- Goal of the exercise
The word "Scanner" marks the lines to find; copy every such line from the data below.

- Source information
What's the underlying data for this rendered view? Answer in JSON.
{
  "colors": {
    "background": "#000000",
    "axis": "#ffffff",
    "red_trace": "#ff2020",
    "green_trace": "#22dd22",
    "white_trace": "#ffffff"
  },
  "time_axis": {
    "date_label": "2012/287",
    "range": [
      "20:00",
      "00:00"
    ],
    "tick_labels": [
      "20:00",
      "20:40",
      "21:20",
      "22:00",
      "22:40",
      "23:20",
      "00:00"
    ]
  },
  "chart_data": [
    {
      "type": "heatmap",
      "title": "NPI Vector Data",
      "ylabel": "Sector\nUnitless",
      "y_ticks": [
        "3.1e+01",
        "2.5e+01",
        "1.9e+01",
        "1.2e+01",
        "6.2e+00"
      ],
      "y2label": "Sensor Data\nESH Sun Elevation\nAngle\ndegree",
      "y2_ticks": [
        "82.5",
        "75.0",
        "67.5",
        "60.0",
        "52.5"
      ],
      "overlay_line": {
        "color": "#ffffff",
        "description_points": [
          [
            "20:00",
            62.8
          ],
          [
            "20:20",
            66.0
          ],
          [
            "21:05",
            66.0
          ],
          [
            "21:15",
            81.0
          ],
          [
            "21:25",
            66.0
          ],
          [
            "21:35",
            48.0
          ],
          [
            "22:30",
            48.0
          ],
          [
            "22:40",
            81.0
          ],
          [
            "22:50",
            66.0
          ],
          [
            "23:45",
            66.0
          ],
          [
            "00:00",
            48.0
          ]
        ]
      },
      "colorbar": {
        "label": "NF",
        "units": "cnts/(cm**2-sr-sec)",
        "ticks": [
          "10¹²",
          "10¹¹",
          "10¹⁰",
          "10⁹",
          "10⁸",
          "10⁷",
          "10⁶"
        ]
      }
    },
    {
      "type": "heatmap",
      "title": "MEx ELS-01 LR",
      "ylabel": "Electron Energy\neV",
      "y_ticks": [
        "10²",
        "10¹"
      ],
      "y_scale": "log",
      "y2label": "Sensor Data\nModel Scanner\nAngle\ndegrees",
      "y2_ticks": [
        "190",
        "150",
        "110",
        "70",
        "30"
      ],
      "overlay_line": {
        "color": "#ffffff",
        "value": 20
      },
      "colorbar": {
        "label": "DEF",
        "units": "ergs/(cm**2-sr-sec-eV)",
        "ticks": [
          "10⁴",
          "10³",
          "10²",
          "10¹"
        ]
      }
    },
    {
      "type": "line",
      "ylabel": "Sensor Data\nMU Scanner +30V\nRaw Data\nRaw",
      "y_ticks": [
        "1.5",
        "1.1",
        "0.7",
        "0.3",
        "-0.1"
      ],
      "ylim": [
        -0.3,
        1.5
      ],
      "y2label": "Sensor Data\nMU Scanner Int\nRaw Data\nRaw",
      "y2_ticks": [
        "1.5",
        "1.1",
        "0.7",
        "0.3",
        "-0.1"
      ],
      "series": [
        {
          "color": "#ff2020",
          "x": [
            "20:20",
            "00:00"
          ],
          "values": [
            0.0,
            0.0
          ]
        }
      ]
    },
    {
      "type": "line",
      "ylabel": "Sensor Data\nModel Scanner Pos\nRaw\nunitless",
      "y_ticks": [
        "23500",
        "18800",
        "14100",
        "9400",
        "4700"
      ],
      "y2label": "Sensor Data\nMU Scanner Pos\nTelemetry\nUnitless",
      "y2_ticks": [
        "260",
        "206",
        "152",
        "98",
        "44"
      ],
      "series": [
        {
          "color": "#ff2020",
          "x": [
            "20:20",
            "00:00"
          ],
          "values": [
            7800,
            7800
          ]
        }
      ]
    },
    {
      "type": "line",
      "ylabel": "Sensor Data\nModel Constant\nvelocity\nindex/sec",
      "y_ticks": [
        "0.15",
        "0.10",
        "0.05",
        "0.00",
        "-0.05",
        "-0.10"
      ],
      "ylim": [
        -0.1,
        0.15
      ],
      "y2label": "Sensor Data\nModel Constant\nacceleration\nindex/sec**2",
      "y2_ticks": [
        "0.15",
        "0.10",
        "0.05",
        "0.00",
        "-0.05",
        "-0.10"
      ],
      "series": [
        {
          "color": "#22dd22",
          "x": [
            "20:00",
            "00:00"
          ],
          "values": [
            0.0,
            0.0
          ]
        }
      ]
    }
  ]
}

- Task solution
      "y2label": "Sensor Data\nModel Scanner\nAngle\ndegrees",
      "ylabel": "Sensor Data\nMU Scanner +30V\nRaw Data\nRaw",
      "y2label": "Sensor Data\nMU Scanner Int\nRaw Data\nRaw",
      "ylabel": "Sensor Data\nModel Scanner Pos\nRaw\nunitless",
      "y2label": "Sensor Data\nMU Scanner Pos\nTelemetry\nUnitless",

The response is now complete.